● **Action item**: Because the pictures are not wanted, give back only the exact text of every entry below.

● **Given records**:
--------------------------------

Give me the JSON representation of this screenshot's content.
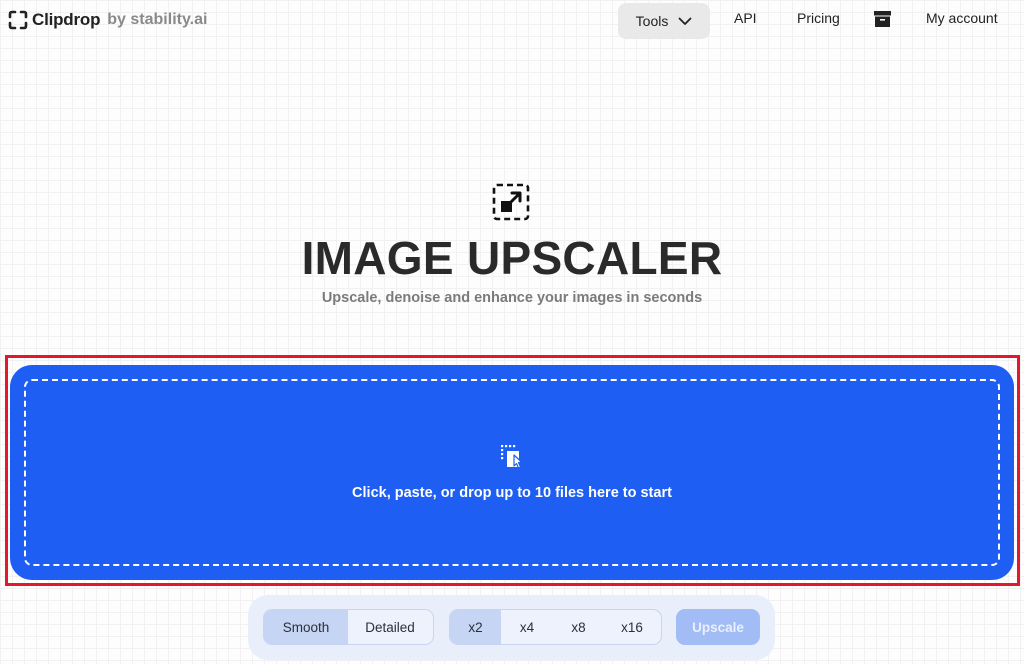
{
  "header": {
    "logo_text": "Clipdrop",
    "logo_sub": "by stability.ai",
    "nav": {
      "tools_label": "Tools",
      "api_label": "API",
      "pricing_label": "Pricing",
      "account_label": "My account"
    }
  },
  "hero": {
    "title": "IMAGE UPSCALER",
    "subtitle": "Upscale, denoise and enhance your images in seconds"
  },
  "dropzone": {
    "text": "Click, paste, or drop up to 10 files here to start",
    "background_color": "#1e5ef3",
    "highlight_color": "#e3182a"
  },
  "controls": {
    "mode_options": [
      {
        "label": "Smooth",
        "active": true
      },
      {
        "label": "Detailed",
        "active": false
      }
    ],
    "scale_options": [
      {
        "label": "x2",
        "active": true
      },
      {
        "label": "x4",
        "active": false
      },
      {
        "label": "x8",
        "active": false
      },
      {
        "label": "x16",
        "active": false
      }
    ],
    "upscale_label": "Upscale"
  }
}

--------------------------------

● **Solution to the problem**:
Give me the JSON representation of this screenshot's content.
{
  "header": {
    "logo_text": "Clipdrop",
    "logo_sub": "by stability.ai",
    "nav": {
      "tools_label": "Tools",
      "api_label": "API",
      "pricing_label": "Pricing",
      "account_label": "My account"
    }
  },
  "hero": {
    "title": "IMAGE UPSCALER",
    "subtitle": "Upscale, denoise and enhance your images in seconds"
  },
  "dropzone": {
    "text": "Click, paste, or drop up to 10 files here to start",
    "background_color": "#1e5ef3",
    "highlight_color": "#e3182a"
  },
  "controls": {
    "mode_options": [
      {
        "label": "Smooth",
        "active": true
      },
      {
        "label": "Detailed",
        "active": false
      }
    ],
    "scale_options": [
      {
        "label": "x2",
        "active": true
      },
      {
        "label": "x4",
        "active": false
      },
      {
        "label": "x8",
        "active": false
      },
      {
        "label": "x16",
        "active": false
      }
    ],
    "upscale_label": "Upscale"
  }
}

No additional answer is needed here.